### What is expected
When you restate the entries that follow, keep every word exactly and drop the pictures.

### Provided material
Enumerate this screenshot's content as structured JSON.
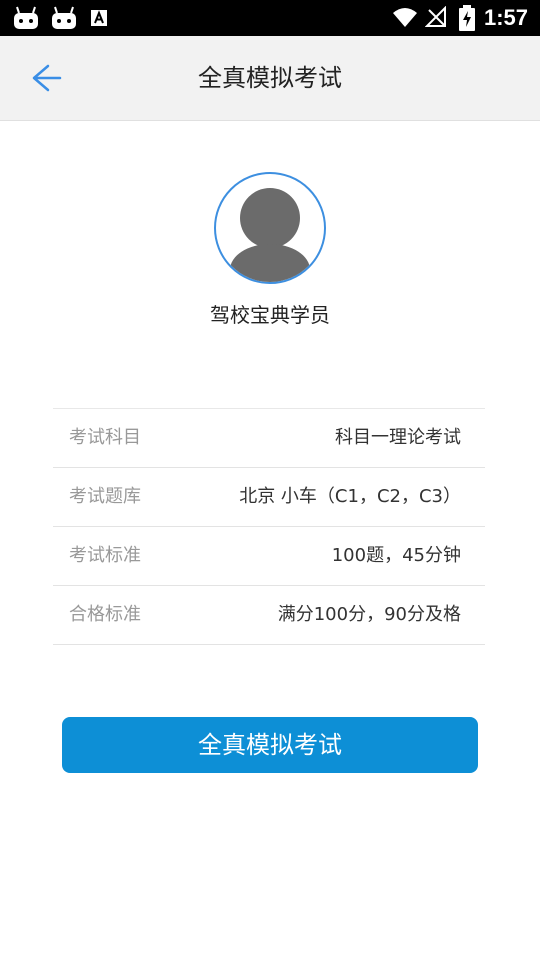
{
  "status_bar": {
    "time": "1:57",
    "icons": [
      "android-debug-icon",
      "android-debug-icon",
      "a-letter-icon",
      "wifi-icon",
      "no-signal-icon",
      "battery-charging-icon"
    ]
  },
  "header": {
    "title": "全真模拟考试",
    "back_icon": "arrow-left-icon"
  },
  "profile": {
    "avatar_icon": "user-silhouette-icon",
    "username": "驾校宝典学员"
  },
  "info": [
    {
      "label": "考试科目",
      "value": "科目一理论考试"
    },
    {
      "label": "考试题库",
      "value": "北京 小车（C1，C2，C3）"
    },
    {
      "label": "考试标准",
      "value": "100题，45分钟"
    },
    {
      "label": "合格标准",
      "value": "满分100分，90分及格"
    }
  ],
  "start_button": {
    "label": "全真模拟考试"
  },
  "colors": {
    "accent": "#0d8fd6",
    "avatar_ring": "#3d8fe0",
    "back_arrow": "#3a8ee6",
    "header_bg": "#f2f2f2"
  }
}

### Your solution
Enumerate this screenshot's content as structured JSON.
{
  "status_bar": {
    "time": "1:57",
    "icons": [
      "android-debug-icon",
      "android-debug-icon",
      "a-letter-icon",
      "wifi-icon",
      "no-signal-icon",
      "battery-charging-icon"
    ]
  },
  "header": {
    "title": "全真模拟考试",
    "back_icon": "arrow-left-icon"
  },
  "profile": {
    "avatar_icon": "user-silhouette-icon",
    "username": "驾校宝典学员"
  },
  "info": [
    {
      "label": "考试科目",
      "value": "科目一理论考试"
    },
    {
      "label": "考试题库",
      "value": "北京 小车（C1，C2，C3）"
    },
    {
      "label": "考试标准",
      "value": "100题，45分钟"
    },
    {
      "label": "合格标准",
      "value": "满分100分，90分及格"
    }
  ],
  "start_button": {
    "label": "全真模拟考试"
  },
  "colors": {
    "accent": "#0d8fd6",
    "avatar_ring": "#3d8fe0",
    "back_arrow": "#3a8ee6",
    "header_bg": "#f2f2f2"
  }
}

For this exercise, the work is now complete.